How to complete this task => Go through the data below and return each line containing the word "JSON".

Records for this exercise =>
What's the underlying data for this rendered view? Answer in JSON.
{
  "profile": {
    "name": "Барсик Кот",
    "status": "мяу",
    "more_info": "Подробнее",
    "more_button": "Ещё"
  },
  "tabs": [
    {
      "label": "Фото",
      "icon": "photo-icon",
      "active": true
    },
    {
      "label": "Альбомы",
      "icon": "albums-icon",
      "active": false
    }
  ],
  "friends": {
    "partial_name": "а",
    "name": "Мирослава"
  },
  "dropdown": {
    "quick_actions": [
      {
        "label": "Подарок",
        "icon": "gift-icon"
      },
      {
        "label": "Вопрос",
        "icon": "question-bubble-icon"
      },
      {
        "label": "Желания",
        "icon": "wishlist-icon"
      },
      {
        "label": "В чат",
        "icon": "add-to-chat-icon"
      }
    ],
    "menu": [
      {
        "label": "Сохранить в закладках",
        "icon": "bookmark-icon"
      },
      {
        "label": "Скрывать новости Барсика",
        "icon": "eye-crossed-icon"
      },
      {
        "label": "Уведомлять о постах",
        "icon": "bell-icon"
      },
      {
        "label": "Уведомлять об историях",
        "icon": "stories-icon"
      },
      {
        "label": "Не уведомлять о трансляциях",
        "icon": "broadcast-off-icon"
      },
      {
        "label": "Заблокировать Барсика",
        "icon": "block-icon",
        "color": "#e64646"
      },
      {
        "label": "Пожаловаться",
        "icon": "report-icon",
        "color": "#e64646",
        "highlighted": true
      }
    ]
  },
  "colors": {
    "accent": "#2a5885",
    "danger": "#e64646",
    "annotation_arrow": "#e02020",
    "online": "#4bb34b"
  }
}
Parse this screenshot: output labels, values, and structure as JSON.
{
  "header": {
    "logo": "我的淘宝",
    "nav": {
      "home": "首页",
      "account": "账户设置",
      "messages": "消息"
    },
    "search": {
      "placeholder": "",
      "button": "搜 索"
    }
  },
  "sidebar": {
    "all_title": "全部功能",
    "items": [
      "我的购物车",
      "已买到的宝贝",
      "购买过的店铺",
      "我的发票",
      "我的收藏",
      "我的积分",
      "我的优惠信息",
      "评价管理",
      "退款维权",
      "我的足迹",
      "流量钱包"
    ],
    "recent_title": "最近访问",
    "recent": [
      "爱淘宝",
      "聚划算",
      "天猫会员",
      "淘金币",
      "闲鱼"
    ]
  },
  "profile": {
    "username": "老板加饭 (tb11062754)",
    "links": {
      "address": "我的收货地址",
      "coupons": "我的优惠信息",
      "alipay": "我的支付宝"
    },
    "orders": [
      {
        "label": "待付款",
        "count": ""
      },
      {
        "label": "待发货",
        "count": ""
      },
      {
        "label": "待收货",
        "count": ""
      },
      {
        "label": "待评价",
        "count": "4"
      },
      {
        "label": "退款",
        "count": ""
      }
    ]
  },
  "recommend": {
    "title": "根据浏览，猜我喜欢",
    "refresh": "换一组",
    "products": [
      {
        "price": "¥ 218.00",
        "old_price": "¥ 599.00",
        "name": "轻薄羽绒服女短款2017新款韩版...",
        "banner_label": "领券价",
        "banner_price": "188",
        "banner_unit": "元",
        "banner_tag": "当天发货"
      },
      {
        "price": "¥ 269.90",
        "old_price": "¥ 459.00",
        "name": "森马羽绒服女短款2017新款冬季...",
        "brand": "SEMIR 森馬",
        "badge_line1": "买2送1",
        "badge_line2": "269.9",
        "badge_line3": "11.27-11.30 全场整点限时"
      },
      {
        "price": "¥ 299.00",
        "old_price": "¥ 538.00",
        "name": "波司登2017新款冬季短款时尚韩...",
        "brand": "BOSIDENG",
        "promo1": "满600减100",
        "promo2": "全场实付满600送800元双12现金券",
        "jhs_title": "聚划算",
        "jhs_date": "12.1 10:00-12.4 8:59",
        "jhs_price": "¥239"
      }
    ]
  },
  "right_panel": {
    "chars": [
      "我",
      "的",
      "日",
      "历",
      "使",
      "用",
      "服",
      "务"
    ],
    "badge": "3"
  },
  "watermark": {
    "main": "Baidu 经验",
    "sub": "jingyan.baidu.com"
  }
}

Answer for the task =>
What's the underlying data for this rendered view? Answer in JSON.
Parse this screenshot: output labels, values, and structure as JSON.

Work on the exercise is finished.